ENGAGE can be used for free, and it also has a premium offering that unlocks the full feature set – including the option to do non-public events/meetings.
(Note: To download the Quest version of Engage, you need to access it through Sidequest rather than the main appstore.)
Available for most VR headsets including Oculus Go, Rumii is an app that does what you should now expect from a VR meeting tool. The included environments all have one central screen where you can activate “widgets” such as whiteboard, media player, screen sharing, PDFs, etc. You can also activate a whiteboard “layer” on top of documents shown on the screen.
Rumii’s developer Doghead Simulations are focused on the education and training market segment. They are open to creating any bespoke content and simulations/trainings inside the Rumii platform, if you have specific needs.
The user interface with menu navigation, in-app tool selection, etc, has a basic and somewhat clunky feel, but it does the job. This is of course a subjective opinion – many users are very happy with the tool.
Rumii has free and paid options, but now with the corona virus situation they’ve temporarily removed the cost entirely for their full premium package – so go and try it out!
(Note: To download the Quest version of Rumii, you need to access it through Sidequest rather than the main appstore.)
Altspace is a nice social VR platform which you can check out as a regular user just out for a meetup, a chat or a game of Cards Against Humanity. It’s more focused on events than meetings – which means it can work fine for business purposes too, as long as you have one central organizer who gathers any material to be discussed into a presentation beforehand.
The avatar system is somewhat basic and the avatars are pretty simple and expression-less, but that’s probably to save resources because Altspace works on pretty much all VR headsets including Oculus Go.
If you want to delve deep there is a quite complex world-building editor, but there are also many high-quality environments from which to pick from the start.
The biggest drawback for Altspace as a tool for “normal everyday meetings” is the lack of in-session interactivity. Sure, you can interact socially, and the “floating emoji” feature is a nice touch, but you can’t draw on a whiteboard or annotate documents/objects etc.
Altspace was recently the central platform for the huge Educators In VR Summit that took place entirely inside VR, with over 6000 attendees.
9. VR Chat
VR Chat is not designed for professional meetings at all – but hey, that could be a positive argument! If you and your team at some point in time feel like hanging out in any psychedelic or sci-fi setting, with ANY avatars of your choosing (you can be a cute cartoon girl, a superhero, an animal, a rock or whatever strikes your fancy…), this app can certainly be used for a welcome change of scenery. Maybe for informal Friday meetings?
Since VR Chat supports full body tracking through Vive Trackers, you can even have a dance party! (Does it still count as a productive meeting? Depends on who you ask!)
You can’t really share media or documents other than youtube links inside VR Chat, but it is possible to create a functional whiteboard with pens at least. For world-building, VR Chat recently released a powerful editor and scripting tool.
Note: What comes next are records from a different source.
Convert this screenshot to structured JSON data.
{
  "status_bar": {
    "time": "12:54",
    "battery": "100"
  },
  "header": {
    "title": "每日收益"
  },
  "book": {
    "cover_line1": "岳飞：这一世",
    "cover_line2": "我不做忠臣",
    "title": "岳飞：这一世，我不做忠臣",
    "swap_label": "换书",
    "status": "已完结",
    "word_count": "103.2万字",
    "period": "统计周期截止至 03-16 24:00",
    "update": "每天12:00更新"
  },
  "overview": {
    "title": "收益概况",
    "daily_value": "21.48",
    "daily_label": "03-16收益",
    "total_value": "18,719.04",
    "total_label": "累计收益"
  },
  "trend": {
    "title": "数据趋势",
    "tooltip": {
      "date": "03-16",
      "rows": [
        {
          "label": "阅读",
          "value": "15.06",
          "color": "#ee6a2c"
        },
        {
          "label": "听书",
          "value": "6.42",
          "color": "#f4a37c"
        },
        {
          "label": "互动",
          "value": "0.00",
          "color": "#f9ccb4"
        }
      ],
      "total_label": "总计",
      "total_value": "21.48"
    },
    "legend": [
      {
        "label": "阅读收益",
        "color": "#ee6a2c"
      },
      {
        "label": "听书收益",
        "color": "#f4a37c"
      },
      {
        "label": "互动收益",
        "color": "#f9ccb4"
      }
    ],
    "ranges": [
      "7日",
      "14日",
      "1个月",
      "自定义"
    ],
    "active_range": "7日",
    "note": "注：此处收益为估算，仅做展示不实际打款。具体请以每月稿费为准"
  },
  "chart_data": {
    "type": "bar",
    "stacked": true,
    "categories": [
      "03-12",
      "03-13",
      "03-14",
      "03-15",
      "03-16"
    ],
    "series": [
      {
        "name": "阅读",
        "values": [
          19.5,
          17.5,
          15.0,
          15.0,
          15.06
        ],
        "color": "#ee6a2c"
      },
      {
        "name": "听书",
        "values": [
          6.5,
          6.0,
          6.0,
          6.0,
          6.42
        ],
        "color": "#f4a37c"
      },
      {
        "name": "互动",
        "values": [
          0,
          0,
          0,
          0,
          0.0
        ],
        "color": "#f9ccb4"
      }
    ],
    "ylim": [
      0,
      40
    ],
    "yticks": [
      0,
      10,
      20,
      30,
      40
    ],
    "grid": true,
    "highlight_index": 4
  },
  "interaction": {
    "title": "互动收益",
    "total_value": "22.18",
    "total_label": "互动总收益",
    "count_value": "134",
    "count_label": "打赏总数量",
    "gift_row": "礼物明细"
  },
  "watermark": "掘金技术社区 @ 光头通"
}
As you can see, this list has a mix of premium apps for enterprise, social VR apps for consumers that can also be used professionally and some in between those. I hope it makes you consider making the leap to VR as an alternative to video conferencing for your remote collaboration needs!
What apps do you miss from this list? What would you like to see if we do more in-depth reviews for these apps individually? And have you started exploring the possibilities with meeting remotely through VR yet?
READ MORE: Don’t miss our Ultimate Guide To VR Apps For Remote Meetings And Collaboration, including 40+ apps, pointers and tips!